Why I hate Halloween

On October 31, 1976, I got the worst news of my 17-year-old life: My boyfriend, Jim, had died after a car wreck. He’d been driving drunk and ran a stop sign.

He was my first lover, and sobbing in front of his casket I knew that God had punished me for my sins.

A popular song at the time was “Don’t Fear the Reaper,” and its romantic view of death was believed to encourage suicide. I didn’t need any encouragement; I had been struggling with depression for years already by then.

I remember being in a local Halloween funhouse hours before I got the call about Jim, struggling to understand why people would pay money to stumble around in the dark and be frightened.

The “Halloween” series of hack ’em slash ’em movies never appealed to me. I had enough nightmares of my own imagination.

On October 31, 1987, my favorite cousin, Leo, was killed in a car wreck in Hawaii. He was a central character for me among dozens of cousins, someone who had always made me laugh, someone I was friends with even outside of family reunions.

Leo died when he was 30 years old. I remember writing to my aunt and uncle with a sense of disorientation. How could I be writing a sympathy card about Leo to his parents? How could a spirit so bright just vanish into darkness?

At the time, I’d been married for three years, and I was in a different kind of funhouse, described by Bruce Springsteen’s “Tunnel of Love“:

Then the lights go out and it’s just the three of us
You me and all that stuff we’re so scared of

More dark times were ahead in that funhouse, ending with a separation the following year and finally divorce.

Halloween is in the season of fall, a time when the shortening days and dying leaves give many people a sense of melancholy and loss. For me, autumn was welcome, a time when the outdoors matched what I felt inside myself.

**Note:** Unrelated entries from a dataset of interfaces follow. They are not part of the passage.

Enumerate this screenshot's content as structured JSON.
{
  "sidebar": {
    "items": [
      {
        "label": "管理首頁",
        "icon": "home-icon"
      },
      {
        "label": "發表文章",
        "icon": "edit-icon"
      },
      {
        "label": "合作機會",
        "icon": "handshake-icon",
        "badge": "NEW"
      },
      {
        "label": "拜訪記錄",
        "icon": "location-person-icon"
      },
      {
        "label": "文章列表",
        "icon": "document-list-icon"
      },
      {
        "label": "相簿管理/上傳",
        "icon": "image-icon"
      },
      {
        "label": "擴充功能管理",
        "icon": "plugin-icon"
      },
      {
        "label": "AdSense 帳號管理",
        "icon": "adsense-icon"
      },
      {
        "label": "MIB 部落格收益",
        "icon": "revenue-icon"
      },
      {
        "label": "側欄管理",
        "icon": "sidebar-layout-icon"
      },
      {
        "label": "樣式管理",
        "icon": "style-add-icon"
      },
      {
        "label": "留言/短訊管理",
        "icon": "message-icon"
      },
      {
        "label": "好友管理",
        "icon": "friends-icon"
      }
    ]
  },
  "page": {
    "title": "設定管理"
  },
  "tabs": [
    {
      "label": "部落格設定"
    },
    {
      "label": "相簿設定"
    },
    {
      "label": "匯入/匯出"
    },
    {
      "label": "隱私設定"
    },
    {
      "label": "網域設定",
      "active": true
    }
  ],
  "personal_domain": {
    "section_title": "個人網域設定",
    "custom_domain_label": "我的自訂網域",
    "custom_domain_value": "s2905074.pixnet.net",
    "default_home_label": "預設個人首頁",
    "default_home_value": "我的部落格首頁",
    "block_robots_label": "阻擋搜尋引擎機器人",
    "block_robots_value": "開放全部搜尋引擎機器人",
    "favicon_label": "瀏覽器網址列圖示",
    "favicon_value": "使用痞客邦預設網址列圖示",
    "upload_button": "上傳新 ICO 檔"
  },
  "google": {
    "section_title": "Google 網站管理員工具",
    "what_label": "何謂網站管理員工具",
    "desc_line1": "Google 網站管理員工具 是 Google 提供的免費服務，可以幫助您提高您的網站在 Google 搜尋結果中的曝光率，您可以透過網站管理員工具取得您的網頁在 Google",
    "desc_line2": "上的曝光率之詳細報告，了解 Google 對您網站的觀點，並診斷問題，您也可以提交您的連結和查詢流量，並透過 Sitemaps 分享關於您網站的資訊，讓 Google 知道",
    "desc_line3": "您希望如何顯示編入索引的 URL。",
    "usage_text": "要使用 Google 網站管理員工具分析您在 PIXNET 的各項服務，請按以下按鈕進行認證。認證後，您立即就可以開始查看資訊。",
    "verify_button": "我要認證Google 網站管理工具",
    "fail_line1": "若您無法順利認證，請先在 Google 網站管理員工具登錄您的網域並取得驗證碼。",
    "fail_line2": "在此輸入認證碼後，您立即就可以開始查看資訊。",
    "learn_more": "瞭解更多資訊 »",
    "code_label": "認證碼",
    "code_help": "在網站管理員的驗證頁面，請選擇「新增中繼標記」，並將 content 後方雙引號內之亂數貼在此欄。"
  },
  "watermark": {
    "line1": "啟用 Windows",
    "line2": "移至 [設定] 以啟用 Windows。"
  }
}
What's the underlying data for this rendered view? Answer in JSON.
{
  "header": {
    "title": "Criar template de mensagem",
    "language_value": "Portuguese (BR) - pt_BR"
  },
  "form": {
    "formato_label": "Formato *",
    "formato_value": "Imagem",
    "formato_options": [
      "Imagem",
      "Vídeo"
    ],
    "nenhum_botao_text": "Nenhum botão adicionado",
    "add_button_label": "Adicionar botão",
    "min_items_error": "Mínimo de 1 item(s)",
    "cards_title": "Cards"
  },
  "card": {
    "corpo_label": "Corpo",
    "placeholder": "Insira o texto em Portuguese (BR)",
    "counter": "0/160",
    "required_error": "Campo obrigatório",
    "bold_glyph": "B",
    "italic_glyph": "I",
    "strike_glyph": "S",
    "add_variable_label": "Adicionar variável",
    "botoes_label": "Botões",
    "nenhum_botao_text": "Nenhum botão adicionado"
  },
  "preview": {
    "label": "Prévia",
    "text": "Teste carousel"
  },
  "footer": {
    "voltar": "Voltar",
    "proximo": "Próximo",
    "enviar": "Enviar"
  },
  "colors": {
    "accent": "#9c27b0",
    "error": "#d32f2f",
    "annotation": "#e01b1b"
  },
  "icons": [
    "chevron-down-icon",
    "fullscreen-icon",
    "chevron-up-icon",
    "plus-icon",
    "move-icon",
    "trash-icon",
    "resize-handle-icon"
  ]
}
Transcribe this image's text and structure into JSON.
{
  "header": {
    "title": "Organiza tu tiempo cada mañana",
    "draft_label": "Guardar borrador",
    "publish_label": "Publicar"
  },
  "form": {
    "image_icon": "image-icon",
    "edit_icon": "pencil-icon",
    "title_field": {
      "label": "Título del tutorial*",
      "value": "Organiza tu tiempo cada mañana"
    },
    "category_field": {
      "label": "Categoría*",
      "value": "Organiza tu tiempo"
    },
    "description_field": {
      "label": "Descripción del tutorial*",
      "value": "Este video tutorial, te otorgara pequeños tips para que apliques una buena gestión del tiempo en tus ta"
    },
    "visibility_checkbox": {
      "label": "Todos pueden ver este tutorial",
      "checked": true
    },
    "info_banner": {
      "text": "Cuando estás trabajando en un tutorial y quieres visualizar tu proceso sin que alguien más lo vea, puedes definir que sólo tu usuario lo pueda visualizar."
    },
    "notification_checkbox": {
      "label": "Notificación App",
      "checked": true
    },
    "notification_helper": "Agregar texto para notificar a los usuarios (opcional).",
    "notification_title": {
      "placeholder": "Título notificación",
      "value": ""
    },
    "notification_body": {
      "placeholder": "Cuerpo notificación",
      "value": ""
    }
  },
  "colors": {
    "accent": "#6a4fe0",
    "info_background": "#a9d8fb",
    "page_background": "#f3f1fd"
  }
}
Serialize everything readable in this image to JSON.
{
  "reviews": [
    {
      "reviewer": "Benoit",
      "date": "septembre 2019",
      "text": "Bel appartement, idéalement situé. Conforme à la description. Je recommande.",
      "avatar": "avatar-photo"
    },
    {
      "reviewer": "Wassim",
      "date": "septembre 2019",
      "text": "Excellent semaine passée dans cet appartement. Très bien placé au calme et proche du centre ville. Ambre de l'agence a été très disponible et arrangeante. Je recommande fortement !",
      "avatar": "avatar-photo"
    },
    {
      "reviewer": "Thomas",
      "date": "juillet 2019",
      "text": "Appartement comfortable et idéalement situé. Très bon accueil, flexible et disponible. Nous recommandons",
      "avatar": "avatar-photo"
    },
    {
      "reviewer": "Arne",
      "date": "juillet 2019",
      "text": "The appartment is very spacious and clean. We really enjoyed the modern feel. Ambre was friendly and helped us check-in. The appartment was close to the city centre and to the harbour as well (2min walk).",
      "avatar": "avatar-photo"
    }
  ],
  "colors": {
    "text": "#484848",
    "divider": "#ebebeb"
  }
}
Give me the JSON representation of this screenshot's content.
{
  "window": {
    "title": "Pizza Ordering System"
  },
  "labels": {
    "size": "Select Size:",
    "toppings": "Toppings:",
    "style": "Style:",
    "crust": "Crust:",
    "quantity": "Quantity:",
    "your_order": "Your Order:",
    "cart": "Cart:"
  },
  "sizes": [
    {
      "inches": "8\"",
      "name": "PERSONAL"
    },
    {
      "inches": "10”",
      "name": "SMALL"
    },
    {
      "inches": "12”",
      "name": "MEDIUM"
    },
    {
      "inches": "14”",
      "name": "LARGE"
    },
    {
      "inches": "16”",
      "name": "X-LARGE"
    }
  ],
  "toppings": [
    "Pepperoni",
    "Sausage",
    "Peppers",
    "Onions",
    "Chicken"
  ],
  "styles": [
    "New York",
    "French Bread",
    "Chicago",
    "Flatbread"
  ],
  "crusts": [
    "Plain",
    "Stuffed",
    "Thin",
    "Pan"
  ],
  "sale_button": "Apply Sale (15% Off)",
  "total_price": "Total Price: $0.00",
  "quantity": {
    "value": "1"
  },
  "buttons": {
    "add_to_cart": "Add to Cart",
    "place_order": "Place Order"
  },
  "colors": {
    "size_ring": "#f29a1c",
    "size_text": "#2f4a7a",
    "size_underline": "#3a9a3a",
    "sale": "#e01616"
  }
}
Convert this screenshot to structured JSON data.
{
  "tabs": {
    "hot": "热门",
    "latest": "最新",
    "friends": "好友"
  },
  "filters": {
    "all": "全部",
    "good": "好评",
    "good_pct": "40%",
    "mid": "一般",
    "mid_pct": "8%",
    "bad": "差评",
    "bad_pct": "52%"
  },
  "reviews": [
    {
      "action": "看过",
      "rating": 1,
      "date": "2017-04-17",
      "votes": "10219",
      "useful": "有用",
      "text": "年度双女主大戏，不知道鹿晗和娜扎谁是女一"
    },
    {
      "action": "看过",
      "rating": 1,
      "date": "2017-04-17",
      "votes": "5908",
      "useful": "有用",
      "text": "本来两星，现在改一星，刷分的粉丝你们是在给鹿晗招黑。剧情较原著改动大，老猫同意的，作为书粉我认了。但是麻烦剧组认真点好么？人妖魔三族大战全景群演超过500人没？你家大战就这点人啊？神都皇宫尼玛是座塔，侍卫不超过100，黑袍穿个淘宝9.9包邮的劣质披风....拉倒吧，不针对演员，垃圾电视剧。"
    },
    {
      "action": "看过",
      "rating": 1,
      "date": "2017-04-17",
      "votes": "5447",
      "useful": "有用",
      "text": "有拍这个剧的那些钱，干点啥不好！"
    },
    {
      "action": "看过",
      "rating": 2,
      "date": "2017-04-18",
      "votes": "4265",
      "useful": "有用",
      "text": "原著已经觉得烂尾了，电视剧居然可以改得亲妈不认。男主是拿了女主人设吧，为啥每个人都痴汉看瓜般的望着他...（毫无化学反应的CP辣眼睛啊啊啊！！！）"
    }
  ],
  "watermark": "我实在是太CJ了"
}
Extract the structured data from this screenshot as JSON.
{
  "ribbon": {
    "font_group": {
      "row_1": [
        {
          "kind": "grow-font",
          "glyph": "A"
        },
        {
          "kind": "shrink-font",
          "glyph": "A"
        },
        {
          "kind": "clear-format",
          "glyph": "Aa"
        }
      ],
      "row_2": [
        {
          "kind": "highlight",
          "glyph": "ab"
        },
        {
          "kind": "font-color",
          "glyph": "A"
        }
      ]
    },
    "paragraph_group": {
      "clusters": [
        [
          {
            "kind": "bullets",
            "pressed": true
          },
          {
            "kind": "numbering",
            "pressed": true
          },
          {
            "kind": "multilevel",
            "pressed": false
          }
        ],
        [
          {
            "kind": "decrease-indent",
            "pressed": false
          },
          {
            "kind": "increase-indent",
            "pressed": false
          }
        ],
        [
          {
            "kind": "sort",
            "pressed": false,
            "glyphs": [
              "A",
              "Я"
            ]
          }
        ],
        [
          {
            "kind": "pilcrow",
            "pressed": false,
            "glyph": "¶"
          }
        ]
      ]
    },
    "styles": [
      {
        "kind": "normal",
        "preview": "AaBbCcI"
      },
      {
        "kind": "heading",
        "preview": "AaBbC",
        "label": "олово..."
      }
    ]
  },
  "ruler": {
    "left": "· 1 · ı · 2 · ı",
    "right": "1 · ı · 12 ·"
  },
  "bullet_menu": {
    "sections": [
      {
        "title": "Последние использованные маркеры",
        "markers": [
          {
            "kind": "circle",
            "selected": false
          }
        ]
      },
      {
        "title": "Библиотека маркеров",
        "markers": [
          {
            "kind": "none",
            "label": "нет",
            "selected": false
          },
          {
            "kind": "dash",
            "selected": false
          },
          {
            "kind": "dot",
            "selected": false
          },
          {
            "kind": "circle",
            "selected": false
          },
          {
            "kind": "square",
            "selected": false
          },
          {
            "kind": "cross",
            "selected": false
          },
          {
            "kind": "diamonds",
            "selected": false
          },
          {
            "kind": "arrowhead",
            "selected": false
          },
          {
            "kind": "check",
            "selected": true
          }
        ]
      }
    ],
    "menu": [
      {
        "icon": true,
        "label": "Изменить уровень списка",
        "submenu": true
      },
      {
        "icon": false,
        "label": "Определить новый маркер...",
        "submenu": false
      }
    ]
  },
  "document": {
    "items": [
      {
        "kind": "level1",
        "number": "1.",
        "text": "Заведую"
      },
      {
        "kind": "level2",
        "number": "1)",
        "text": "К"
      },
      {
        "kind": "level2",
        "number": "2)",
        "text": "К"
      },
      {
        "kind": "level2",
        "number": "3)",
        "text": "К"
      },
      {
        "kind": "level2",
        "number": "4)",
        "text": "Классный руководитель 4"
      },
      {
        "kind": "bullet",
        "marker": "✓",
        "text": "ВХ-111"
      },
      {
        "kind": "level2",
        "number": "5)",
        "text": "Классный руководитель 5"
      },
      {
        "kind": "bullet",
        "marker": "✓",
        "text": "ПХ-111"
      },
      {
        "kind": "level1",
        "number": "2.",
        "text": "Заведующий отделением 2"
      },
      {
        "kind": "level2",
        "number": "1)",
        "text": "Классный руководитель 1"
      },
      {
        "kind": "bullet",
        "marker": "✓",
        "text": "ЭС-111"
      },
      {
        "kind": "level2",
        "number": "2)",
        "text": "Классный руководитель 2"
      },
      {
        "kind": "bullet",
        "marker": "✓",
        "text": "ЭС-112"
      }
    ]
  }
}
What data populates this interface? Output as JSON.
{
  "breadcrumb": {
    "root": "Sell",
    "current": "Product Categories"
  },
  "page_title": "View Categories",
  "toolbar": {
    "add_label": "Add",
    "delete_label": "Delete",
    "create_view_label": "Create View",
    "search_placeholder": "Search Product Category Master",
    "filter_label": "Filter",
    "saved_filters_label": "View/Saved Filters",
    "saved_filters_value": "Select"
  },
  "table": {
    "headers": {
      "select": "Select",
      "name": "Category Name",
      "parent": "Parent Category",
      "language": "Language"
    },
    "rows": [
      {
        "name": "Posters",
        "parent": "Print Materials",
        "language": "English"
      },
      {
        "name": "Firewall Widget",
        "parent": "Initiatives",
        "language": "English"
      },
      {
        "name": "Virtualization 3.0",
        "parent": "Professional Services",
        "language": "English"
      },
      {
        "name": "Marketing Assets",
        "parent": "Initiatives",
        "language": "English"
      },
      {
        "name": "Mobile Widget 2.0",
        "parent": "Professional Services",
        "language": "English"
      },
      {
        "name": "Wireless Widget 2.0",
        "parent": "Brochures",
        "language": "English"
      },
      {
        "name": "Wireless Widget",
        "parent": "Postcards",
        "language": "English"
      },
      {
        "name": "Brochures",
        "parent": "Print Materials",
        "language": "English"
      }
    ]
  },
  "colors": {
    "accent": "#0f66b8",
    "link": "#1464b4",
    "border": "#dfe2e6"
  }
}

The holiday continued to seem macabre, and getting worse all the time with increasingly gory and graphic costumes – people with axes stuck in their heads, eyeballs that drooped from their rubber sockets. Coupled with all the drinking and driving that went on during this holiday, I decided it was better to ignore it and stay home.

But one Halloween, when I was single and living on Capitol Hill in Seattle, some friends talked me into going out. The neighborhood celebrated Halloween in a big way, led by a veritable parade of gay men who took the opportunity to show off their style with outrageous costumes.

We stopped at a restaurant. Our waiter was a young man wearing a pink woman’s suit, and a pink pillbox hat with what looked like pieces of brain sprayed all over it.

We looked at him in puzzlement. “Jackie Kennedy,” he explained.

That was the last straw. From then on, I banished Halloween. There is enough death in the world without invoking it on purpose.

Every year, 40,000 people in the United States commit suicide. That’s one person every 13 seconds. It is the 3rd leading cause of death among 15- to 24-year-olds; 1st is accidents (mostly in cars), 2nd is homicide.

For Day 117, I have a bent, mangled and scraped up penny from 1995 that we found today in the jeep. A match for how I feel about this holiday.

Day 117 1995